Pro Tools
•Register a festival or a film
Submit film to festivals Promote for free or with Promo Packages + merger



Enjoy here the best of both worlds: Portal with Film & Fest News and Social network for the festival community.  

Since 1995 we connect films to festivals and document the world of festivals worldwide.
We offer the most comprehensive festival directory of 6 000 festivals, browse festival blogs, film blogs...and promote yourself for free.

User login

Who's online

There are currently 0 users and 33 guests online.



Alex Farba Deleon is a ambassador



Budapest Classic Marathon "To Be or Not to Be " Lubitsch, 1942

"To Be or Not To Be", Lubitsch, 1942.

by Alex Deleon

This film came out at the height of German conquest in Europe when it looked like Germany under Hitler was well on the way to winning the war and conquering the world. It was a very dark comedy designed to buck up people's spirits at a very dark time by poking fun at the Hitler regime and showing that they were not as invincible as they seemed to be. (In a far different vein than Chaplin's Great Dictator two years earlier)

The setting is Warsaw just before and after the Nazis invaded and occupied that country to start WW II, the first of many countries they would soon subjugate. The story centers on a popular Polish stage actor by the name of Truba, played by Jack Benny, at the time America's best known radio comedian. His wife Maria, also a prominent actress, is played by Carole Lombard, one of the most glamorous Hollywood stars of the time, who died soon after in a tragic plane crash following a wartime tour to cheer up the troops.

Truba, a gigantic ham, has been portraying Hamlet on the stage but the wife has a secret tryst with a handsome young aviator (Robert Stack, as Lt. Sobinski) who adores her and comes to see her every night from a seat in the middle of the first row. She agrees to see him in her dressing room every time that Truba launches into the long "To be or not to be" soliloquy on stage, but only then. 

This sets up the running joke of the picture. Benny on stage begins his monologue and suddenly a spectator in the front row gets up and clambers out to his chagrin -- a body blow to his actor's fragile ego. This will be repeated several.times later always setting up a comical situation back stage. 


However the Shakespearean title of the picture also called into question the entire survivability of Europe as the German steamroller rolled on. In the course of the story Benny's troupe will put on German uniforms and Benny himself will play Hitler with a phony mustache to bamboozle the Gestapo which is trying to stamp out the underground resistance movement. Truba and his troupe must thwart a spy from England who has a list of names that could put the underground resistance out of business. The whole thing half comedy, half drama, gets so complicated it's hard to follow, but all eventually escape to England where, at another Hamlet performance in a free country a different young man scoots out as the soliloquy begins. Is Lombard now three-timing Benny???

Lubitsch, who was from Germany, knew what was really going on there and was trying to put the American public on alert, but his early warning message about concentration camps in comedy code went unheeded until the end of the war when the gigantic German atrocities were finally revealed. 

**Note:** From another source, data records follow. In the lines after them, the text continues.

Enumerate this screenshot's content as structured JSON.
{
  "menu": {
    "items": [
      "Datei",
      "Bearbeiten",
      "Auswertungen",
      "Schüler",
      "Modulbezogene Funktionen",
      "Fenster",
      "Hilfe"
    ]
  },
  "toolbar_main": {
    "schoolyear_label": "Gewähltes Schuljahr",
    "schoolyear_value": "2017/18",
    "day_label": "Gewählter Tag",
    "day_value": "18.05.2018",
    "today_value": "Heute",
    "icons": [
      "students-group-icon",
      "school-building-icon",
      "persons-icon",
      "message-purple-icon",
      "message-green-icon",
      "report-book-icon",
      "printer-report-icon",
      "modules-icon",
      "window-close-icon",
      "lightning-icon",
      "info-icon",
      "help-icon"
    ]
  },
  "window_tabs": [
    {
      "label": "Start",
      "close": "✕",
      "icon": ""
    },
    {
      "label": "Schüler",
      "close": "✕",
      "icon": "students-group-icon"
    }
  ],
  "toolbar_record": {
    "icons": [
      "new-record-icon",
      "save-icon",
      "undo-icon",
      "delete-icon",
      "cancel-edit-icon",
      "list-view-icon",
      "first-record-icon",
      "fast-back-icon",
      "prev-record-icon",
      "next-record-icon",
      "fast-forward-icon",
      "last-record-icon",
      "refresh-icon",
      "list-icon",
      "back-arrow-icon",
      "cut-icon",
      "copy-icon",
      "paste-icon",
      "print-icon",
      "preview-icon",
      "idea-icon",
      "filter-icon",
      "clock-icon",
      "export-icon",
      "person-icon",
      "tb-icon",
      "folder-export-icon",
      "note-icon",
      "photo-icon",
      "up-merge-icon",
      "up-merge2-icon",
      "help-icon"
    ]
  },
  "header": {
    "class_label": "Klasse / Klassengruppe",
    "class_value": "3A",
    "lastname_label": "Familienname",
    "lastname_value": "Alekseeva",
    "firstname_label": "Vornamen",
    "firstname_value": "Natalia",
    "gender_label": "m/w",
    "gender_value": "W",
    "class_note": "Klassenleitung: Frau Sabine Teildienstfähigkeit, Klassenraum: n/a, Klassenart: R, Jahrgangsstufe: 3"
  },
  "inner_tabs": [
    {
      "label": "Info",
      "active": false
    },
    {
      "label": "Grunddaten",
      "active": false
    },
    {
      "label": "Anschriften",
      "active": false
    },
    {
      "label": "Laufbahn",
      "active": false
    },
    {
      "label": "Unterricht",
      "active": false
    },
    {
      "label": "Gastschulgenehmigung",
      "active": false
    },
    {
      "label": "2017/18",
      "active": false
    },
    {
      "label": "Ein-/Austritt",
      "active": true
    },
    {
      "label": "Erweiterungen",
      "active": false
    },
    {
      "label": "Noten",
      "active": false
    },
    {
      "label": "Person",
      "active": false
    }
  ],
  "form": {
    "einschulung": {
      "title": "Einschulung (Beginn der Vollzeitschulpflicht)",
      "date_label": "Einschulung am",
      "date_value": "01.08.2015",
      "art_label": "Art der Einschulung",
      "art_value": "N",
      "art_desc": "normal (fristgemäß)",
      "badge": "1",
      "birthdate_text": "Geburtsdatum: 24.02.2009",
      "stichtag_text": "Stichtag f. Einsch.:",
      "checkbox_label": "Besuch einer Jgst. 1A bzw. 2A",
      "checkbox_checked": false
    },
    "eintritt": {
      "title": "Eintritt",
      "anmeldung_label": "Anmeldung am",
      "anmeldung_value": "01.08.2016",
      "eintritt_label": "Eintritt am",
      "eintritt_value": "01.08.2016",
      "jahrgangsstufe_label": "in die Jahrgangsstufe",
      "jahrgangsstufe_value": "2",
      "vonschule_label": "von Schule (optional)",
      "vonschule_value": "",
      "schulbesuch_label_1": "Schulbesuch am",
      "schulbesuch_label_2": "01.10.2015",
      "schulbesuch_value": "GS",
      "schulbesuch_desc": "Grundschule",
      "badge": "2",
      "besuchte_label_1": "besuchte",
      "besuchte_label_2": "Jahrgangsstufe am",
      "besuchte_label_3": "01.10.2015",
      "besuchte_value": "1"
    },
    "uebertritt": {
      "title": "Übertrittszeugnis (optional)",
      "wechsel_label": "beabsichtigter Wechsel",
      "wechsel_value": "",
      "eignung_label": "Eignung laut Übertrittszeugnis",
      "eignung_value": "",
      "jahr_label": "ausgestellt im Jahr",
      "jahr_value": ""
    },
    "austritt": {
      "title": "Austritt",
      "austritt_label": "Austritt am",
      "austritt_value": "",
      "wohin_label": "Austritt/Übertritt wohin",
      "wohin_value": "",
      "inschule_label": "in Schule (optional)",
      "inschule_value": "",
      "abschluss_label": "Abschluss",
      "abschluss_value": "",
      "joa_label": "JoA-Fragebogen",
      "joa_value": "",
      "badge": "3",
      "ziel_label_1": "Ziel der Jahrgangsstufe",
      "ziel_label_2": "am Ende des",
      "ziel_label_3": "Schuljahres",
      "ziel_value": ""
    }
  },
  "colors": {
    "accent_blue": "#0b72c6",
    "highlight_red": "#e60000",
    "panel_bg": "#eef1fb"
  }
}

A rather unfunny throwaway line by a Gestapo officer, "We do the concentrating, they do the camping" sort of sums up why the American public was not ready for such heavy handed joshing at such a terrible time. The film was a box-offi flop but is probably funnier and more entertaining today than it was then, now that the real events being satirized are so far back in time. Today it is worth seeing mainly for comedian Jack Benny in a rare major screen role and Carole Lombard who was kind of a living legend as Clark Gable's real life wife in her last screen appearance. The plane crash that killed her happened just before the release of the picture putting a damper on the whole thing along with the intended uplifting humor.

The Korda production credit was the Hungarian connection qualifying this film for inclusion here.